• Exercise: All records after this line are to be returned verbatim.

[Excerpts from an interface dataset]
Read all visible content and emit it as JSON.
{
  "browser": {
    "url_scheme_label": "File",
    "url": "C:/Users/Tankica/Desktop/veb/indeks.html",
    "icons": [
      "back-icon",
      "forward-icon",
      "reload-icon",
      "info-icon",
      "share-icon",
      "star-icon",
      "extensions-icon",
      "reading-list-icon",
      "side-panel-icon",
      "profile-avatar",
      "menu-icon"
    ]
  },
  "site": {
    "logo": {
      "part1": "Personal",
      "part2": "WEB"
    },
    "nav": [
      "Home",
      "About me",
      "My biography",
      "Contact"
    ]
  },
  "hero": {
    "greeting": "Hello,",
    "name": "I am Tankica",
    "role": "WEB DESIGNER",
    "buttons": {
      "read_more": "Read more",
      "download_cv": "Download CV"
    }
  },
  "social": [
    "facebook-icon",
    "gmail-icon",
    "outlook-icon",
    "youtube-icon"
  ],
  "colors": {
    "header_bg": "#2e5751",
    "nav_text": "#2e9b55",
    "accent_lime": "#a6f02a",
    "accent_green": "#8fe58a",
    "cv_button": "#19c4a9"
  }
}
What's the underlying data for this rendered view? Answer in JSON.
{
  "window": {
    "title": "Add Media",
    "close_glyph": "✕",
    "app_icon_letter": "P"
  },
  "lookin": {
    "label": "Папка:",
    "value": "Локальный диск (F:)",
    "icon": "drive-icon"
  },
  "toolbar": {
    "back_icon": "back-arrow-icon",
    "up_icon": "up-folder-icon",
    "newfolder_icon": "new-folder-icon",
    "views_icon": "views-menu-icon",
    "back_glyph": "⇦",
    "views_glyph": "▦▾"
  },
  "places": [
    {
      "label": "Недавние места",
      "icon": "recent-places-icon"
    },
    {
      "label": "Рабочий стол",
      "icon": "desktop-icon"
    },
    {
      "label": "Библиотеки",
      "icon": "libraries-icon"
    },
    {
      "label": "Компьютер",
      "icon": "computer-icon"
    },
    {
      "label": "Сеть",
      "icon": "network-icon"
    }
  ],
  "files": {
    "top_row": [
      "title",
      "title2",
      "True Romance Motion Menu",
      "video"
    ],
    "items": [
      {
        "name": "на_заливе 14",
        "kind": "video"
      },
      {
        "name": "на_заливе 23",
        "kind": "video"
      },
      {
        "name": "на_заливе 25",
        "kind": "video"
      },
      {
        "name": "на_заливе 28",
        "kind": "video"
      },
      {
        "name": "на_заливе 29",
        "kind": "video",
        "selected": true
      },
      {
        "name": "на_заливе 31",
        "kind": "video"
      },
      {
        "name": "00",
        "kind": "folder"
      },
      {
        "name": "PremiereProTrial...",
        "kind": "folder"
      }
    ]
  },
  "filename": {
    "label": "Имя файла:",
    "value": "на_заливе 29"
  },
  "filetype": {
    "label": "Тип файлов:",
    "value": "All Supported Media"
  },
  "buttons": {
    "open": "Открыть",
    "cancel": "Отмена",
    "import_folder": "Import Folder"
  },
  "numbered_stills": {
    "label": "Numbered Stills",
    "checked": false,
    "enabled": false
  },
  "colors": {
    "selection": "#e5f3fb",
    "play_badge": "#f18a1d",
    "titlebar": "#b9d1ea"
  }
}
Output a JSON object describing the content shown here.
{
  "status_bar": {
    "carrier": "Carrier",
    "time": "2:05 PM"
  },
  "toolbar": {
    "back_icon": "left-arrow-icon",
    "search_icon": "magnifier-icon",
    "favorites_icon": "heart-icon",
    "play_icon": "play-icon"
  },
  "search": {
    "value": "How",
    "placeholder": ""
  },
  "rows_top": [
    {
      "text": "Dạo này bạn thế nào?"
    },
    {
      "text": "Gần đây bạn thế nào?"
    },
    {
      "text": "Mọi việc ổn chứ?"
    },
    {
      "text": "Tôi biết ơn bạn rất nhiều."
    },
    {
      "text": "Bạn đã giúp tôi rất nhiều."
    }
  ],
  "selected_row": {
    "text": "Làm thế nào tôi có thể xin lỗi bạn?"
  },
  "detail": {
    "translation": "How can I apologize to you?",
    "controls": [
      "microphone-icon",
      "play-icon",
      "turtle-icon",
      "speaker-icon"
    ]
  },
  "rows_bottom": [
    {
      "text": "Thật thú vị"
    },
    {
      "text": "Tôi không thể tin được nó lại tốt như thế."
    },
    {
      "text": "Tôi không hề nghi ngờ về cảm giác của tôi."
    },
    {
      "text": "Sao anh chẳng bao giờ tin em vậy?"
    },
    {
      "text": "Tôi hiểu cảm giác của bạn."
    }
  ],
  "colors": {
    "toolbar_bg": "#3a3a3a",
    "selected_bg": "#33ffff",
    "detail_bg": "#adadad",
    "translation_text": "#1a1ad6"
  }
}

• Answer section:
Read all visible content and emit it as JSON.
{
  "browser": {
    "url_scheme_label": "File",
    "url": "C:/Users/Tankica/Desktop/veb/indeks.html",
    "icons": [
      "back-icon",
      "forward-icon",
      "reload-icon",
      "info-icon",
      "share-icon",
      "star-icon",
      "extensions-icon",
      "reading-list-icon",
      "side-panel-icon",
      "profile-avatar",
      "menu-icon"
    ]
  },
  "site": {
    "logo": {
      "part1": "Personal",
      "part2": "WEB"
    },
    "nav": [
      "Home",
      "About me",
      "My biography",
      "Contact"
    ]
  },
  "hero": {
    "greeting": "Hello,",
    "name": "I am Tankica",
    "role": "WEB DESIGNER",
    "buttons": {
      "read_more": "Read more",
      "download_cv": "Download CV"
    }
  },
  "social": [
    "facebook-icon",
    "gmail-icon",
    "outlook-icon",
    "youtube-icon"
  ],
  "colors": {
    "header_bg": "#2e5751",
    "nav_text": "#2e9b55",
    "accent_lime": "#a6f02a",
    "accent_green": "#8fe58a",
    "cv_button": "#19c4a9"
  }
}
What's the underlying data for this rendered view? Answer in JSON.
{
  "window": {
    "title": "Add Media",
    "close_glyph": "✕",
    "app_icon_letter": "P"
  },
  "lookin": {
    "label": "Папка:",
    "value": "Локальный диск (F:)",
    "icon": "drive-icon"
  },
  "toolbar": {
    "back_icon": "back-arrow-icon",
    "up_icon": "up-folder-icon",
    "newfolder_icon": "new-folder-icon",
    "views_icon": "views-menu-icon",
    "back_glyph": "⇦",
    "views_glyph": "▦▾"
  },
  "places": [
    {
      "label": "Недавние места",
      "icon": "recent-places-icon"
    },
    {
      "label": "Рабочий стол",
      "icon": "desktop-icon"
    },
    {
      "label": "Библиотеки",
      "icon": "libraries-icon"
    },
    {
      "label": "Компьютер",
      "icon": "computer-icon"
    },
    {
      "label": "Сеть",
      "icon": "network-icon"
    }
  ],
  "files": {
    "top_row": [
      "title",
      "title2",
      "True Romance Motion Menu",
      "video"
    ],
    "items": [
      {
        "name": "на_заливе 14",
        "kind": "video"
      },
      {
        "name": "на_заливе 23",
        "kind": "video"
      },
      {
        "name": "на_заливе 25",
        "kind": "video"
      },
      {
        "name": "на_заливе 28",
        "kind": "video"
      },
      {
        "name": "на_заливе 29",
        "kind": "video",
        "selected": true
      },
      {
        "name": "на_заливе 31",
        "kind": "video"
      },
      {
        "name": "00",
        "kind": "folder"
      },
      {
        "name": "PremiereProTrial...",
        "kind": "folder"
      }
    ]
  },
  "filename": {
    "label": "Имя файла:",
    "value": "на_заливе 29"
  },
  "filetype": {
    "label": "Тип файлов:",
    "value": "All Supported Media"
  },
  "buttons": {
    "open": "Открыть",
    "cancel": "Отмена",
    "import_folder": "Import Folder"
  },
  "numbered_stills": {
    "label": "Numbered Stills",
    "checked": false,
    "enabled": false
  },
  "colors": {
    "selection": "#e5f3fb",
    "play_badge": "#f18a1d",
    "titlebar": "#b9d1ea"
  }
}
Output a JSON object describing the content shown here.
{
  "status_bar": {
    "carrier": "Carrier",
    "time": "2:05 PM"
  },
  "toolbar": {
    "back_icon": "left-arrow-icon",
    "search_icon": "magnifier-icon",
    "favorites_icon": "heart-icon",
    "play_icon": "play-icon"
  },
  "search": {
    "value": "How",
    "placeholder": ""
  },
  "rows_top": [
    {
      "text": "Dạo này bạn thế nào?"
    },
    {
      "text": "Gần đây bạn thế nào?"
    },
    {
      "text": "Mọi việc ổn chứ?"
    },
    {
      "text": "Tôi biết ơn bạn rất nhiều."
    },
    {
      "text": "Bạn đã giúp tôi rất nhiều."
    }
  ],
  "selected_row": {
    "text": "Làm thế nào tôi có thể xin lỗi bạn?"
  },
  "detail": {
    "translation": "How can I apologize to you?",
    "controls": [
      "microphone-icon",
      "play-icon",
      "turtle-icon",
      "speaker-icon"
    ]
  },
  "rows_bottom": [
    {
      "text": "Thật thú vị"
    },
    {
      "text": "Tôi không thể tin được nó lại tốt như thế."
    },
    {
      "text": "Tôi không hề nghi ngờ về cảm giác của tôi."
    },
    {
      "text": "Sao anh chẳng bao giờ tin em vậy?"
    },
    {
      "text": "Tôi hiểu cảm giác của bạn."
    }
  ],
  "colors": {
    "toolbar_bg": "#3a3a3a",
    "selected_bg": "#33ffff",
    "detail_bg": "#adadad",
    "translation_text": "#1a1ad6"
  }
}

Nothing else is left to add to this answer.